Unfortunately, in the past five years, the share of coal-based energy increased by almost 10 percent, reaching 67.21 percent of the national energy mix in 2022, while at the same time renewable energy only grew by 1 percent to 14.11 percent.
Every kilowatt-hour of capacity for batteries produced for electric vehicles results in 150-200 kilograms of carbon dioxide being emitted. The production of a single electric vehicle produces 17.5 tons of carbon dioxide. So even if every single vehicle was electric, a huge amount of carbon dioxide would still be produced.

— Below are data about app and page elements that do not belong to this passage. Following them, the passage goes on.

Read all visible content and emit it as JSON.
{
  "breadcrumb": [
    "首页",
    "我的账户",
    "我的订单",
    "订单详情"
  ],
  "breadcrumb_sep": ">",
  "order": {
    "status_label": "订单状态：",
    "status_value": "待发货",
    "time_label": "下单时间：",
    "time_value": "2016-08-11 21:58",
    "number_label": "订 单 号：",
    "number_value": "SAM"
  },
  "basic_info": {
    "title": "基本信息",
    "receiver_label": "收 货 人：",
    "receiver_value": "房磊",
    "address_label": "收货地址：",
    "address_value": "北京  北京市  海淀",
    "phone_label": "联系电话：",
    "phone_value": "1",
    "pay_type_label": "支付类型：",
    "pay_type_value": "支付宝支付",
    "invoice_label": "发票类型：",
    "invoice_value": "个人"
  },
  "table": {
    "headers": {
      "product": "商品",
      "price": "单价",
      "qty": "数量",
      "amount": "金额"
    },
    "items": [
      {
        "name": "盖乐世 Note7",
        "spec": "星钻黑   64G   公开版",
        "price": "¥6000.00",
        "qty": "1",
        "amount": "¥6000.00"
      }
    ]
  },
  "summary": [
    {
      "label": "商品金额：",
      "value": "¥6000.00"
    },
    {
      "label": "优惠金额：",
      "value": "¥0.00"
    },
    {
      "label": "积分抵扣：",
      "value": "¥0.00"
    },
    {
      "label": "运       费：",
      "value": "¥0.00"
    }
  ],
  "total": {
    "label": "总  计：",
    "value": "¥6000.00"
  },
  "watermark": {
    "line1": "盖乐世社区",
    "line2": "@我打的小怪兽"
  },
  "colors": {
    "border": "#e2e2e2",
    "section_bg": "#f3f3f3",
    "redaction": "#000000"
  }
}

The other problem with producing large numbers of electric vehicles is that mining the metals for the production of batteries and other components is rife with rights abuses and violations of workers' rights. Around 100,000 mine workers in the Congo rely on simple equipment to obtain cobalt. The work is extremely dangerous and often results in accidents and even death. Wages are also very low. Meanwhile lithium in Chile is obtained by seizing indigenous people's land and damaging the environment. It is not uncommon for lithium mines to employ child labour. Elon Musk, who is so highly praised by people like Widodo and his ministers, supported the coup d'etat against Evo Morales in Bolivia in order to obtain access to lithium.
And the ordinary people will not find it easy to shift to electric vehicles. Aside from the cost, which can be in the hundreds to billions of rupiah, electric power consumption is also high. Bandung Institute of Technology (ITB) research recommends that households should increase electricity capacity to 2,200 VA. For poor households with a 1,300 VA capacity or less, it would be impossible for them to recharge an electric vehicle at home.
So what's behind the government's push for eclectic vehicles as an environmentally friendly solution to pollution, to the point that the government is offering massive subsidies for people to buy electric cars and motorbikes?
Presidential Chief of Staff Moeldoko is the chairperson of the Electric Car Entrepreneurs Association. Pandjaitan has links with conglomerates such as the Hartono Brothers, Agus Lasmono, Bambang Soesatyo and Aburizal Bakrie, who all have interests in the electric vehicle business. Why is it that the elites and the conglomerates are always able to benefit when the ordinary people are suffering. Many of these people also saw their wealth increase significantly while ordinary people were impoverished by the Covid 19 pandemic.
There is a possibility that the problem will disappear with the onset of rain that is expected to begin in September. Rain helps dissolve pollutants floating in the air. Pressure on the government to take responsibility for the problem will subside, and electric vehicle and other industries will continue with business as usual. But the pollution problem will not go away. It will only ease subside temporarily then resurface in the future, perhaps even worse. We must act now.
– Dipo Negoro is a leading member of the Socialist Union (Perserikatan Sosialis)
[Translated by James Balowski. The original title of the article was "Polusi Udara dan Hak Rakyat atas Kota Layak".]